* WHAT TO WORK ON *
The records below are to be copied word for word, with every picture left out.

* SUPPLIED MATERIAL *
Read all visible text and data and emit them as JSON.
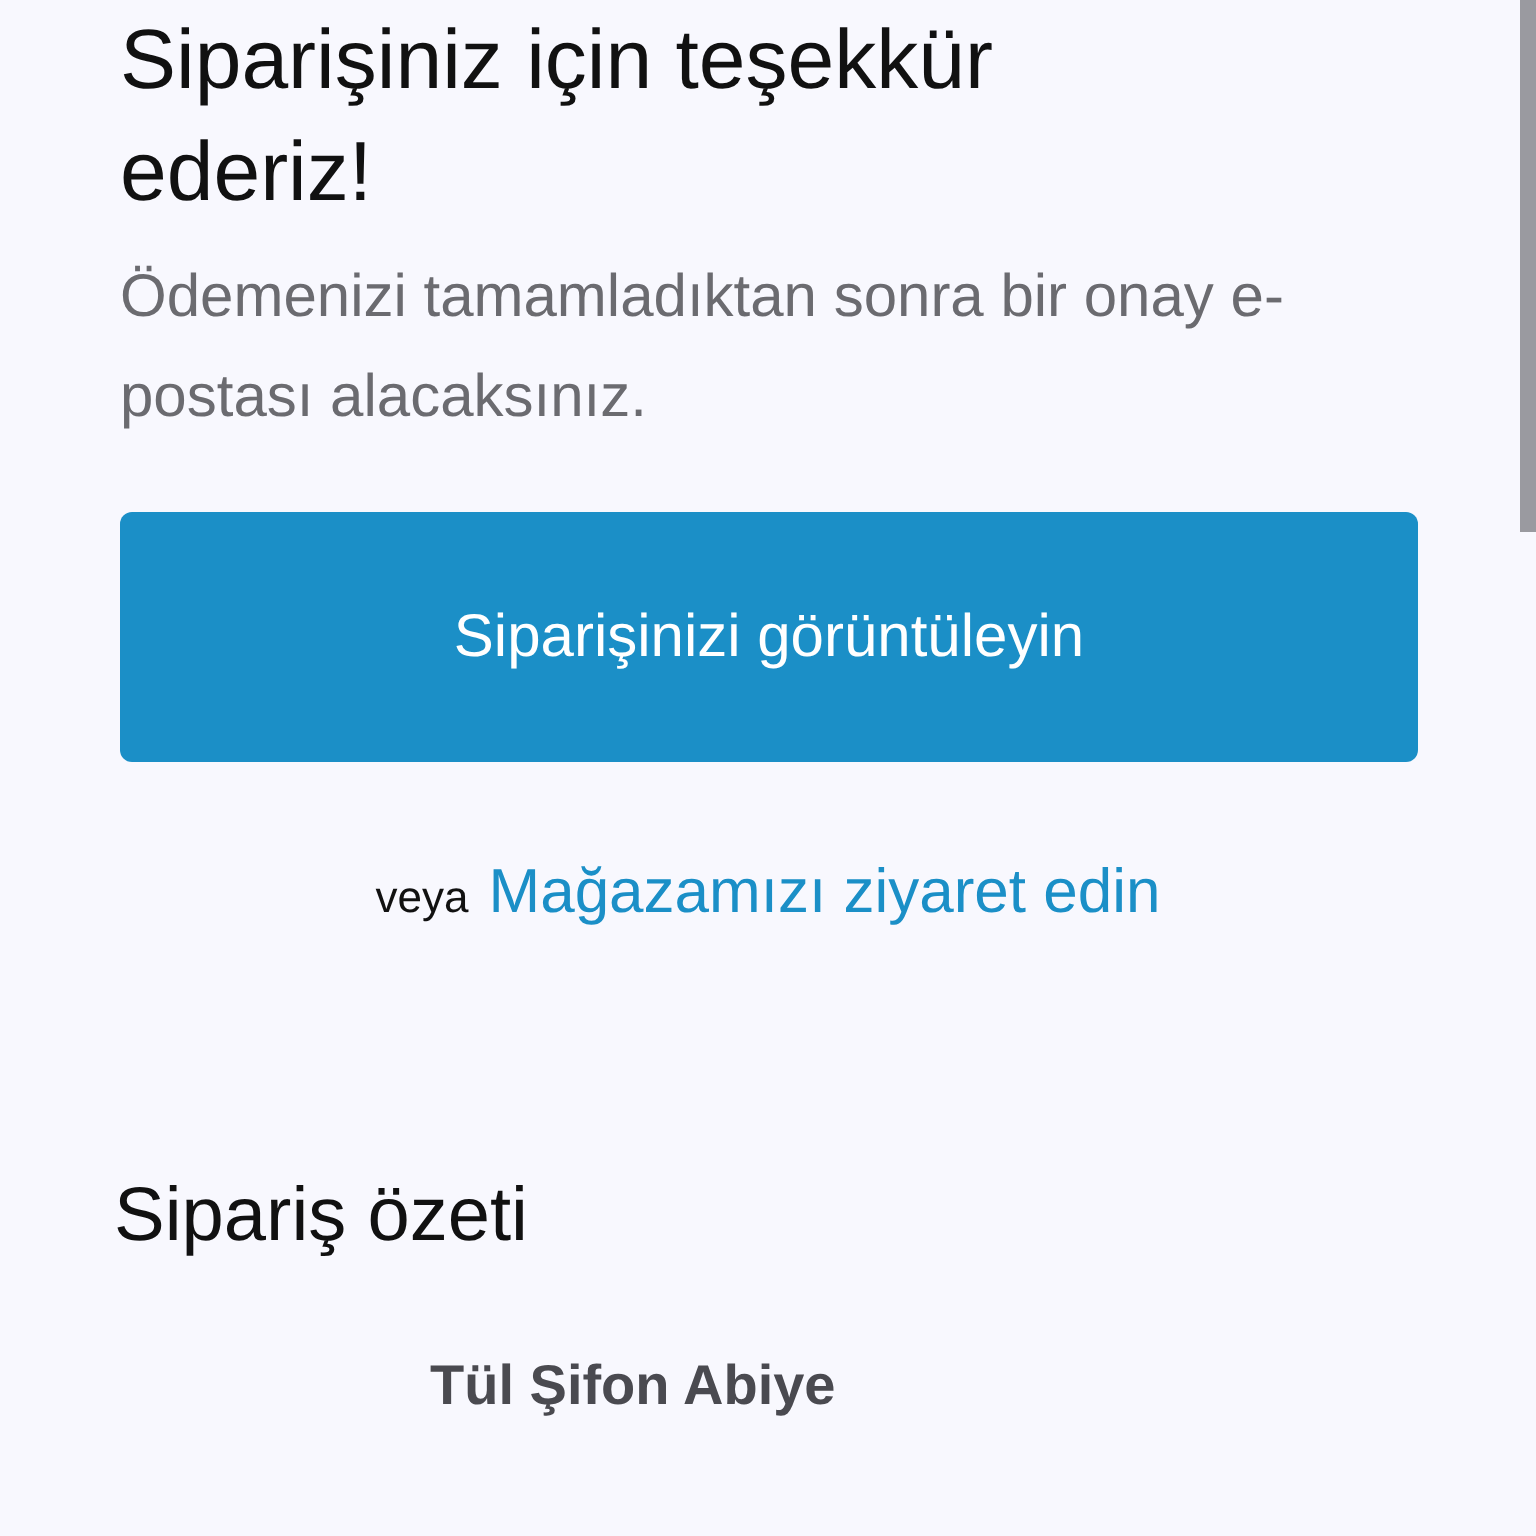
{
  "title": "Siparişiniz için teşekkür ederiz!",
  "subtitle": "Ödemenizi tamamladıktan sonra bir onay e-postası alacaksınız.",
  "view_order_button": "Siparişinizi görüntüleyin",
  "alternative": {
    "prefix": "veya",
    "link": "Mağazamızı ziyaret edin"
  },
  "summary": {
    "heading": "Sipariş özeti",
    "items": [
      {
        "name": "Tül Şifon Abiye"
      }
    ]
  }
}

* EXERCISE SOLUTION *
Read all visible text and data and emit them as JSON.
{
  "title": "Siparişiniz için teşekkür ederiz!",
  "subtitle": "Ödemenizi tamamladıktan sonra bir onay e-postası alacaksınız.",
  "view_order_button": "Siparişinizi görüntüleyin",
  "alternative": {
    "prefix": "veya",
    "link": "Mağazamızı ziyaret edin"
  },
  "summary": {
    "heading": "Sipariş özeti",
    "items": [
      {
        "name": "Tül Şifon Abiye"
      }
    ]
  }
}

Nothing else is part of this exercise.